Tips on teacher-parent education
A relationship between parent and teacher may be more important than you think.
How do you know if you are asking the right questions or could you be too involved? Local 6 finds out what teacher's really want from parents.
"How do I get more involved with getting my kids involved in school and in wanting to learn?" asked Natalie Morrovel, who has two children in elementary school in Orange County.
Morrovel may be asking the the million-dollar question, and Tiffany Taylor, a teacher for almost 20 years, has the answer.
"I think it's important to approach the parent-teacher relationship with respect. We are on the same side," Taylor said.
Taylor said its important to teach independence, which means separating home from school work and giving both children and their teachers some space.
"We have specific procedures and routines we want to be able to teach kids and
adhere to and if we have someone here peeking around the corner it can hinder that and be a distraction," Taylor said.
But Taylor says teachers do need help because parents know their children best.
"They have been with the child longest.
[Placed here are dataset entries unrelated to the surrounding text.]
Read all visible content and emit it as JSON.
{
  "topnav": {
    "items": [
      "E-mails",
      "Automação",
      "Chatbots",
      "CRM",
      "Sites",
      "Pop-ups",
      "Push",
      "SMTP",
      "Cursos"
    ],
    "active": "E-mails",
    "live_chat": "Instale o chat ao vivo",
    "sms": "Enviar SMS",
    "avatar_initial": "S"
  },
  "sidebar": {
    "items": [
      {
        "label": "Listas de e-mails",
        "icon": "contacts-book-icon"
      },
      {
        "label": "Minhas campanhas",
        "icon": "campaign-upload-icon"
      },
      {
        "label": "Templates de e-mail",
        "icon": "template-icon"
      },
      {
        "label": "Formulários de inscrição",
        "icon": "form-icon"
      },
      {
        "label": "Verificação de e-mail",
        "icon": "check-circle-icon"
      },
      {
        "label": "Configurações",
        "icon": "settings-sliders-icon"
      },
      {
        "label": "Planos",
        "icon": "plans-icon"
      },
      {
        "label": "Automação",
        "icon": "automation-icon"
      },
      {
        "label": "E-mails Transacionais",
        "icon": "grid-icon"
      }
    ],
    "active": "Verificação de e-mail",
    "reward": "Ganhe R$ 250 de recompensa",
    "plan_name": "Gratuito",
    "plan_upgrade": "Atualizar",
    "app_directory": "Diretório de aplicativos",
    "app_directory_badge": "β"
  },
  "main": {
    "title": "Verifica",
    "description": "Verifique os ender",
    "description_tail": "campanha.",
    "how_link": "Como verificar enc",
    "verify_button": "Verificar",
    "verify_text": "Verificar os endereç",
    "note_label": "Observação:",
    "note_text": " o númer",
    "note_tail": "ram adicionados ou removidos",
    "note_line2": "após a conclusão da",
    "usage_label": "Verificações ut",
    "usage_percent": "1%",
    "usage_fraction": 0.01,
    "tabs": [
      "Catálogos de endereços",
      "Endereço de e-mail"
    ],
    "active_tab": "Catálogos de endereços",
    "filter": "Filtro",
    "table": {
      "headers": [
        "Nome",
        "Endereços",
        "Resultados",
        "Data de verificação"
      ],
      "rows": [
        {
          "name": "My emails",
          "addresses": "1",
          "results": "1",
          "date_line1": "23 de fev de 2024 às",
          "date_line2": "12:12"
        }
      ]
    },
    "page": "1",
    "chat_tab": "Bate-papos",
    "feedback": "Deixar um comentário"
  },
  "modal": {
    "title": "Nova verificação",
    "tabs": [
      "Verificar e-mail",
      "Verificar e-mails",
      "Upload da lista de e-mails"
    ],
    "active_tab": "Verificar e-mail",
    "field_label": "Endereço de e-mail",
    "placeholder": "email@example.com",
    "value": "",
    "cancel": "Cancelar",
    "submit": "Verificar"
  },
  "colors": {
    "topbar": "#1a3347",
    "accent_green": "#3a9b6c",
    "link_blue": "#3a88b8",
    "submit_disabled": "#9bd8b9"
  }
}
They know their strengths and challenges and things that work and don't work. We need that input to get them where they need to be," Taylor said.
Taylor said it's important to stay involved in your children's school no matter how old they get.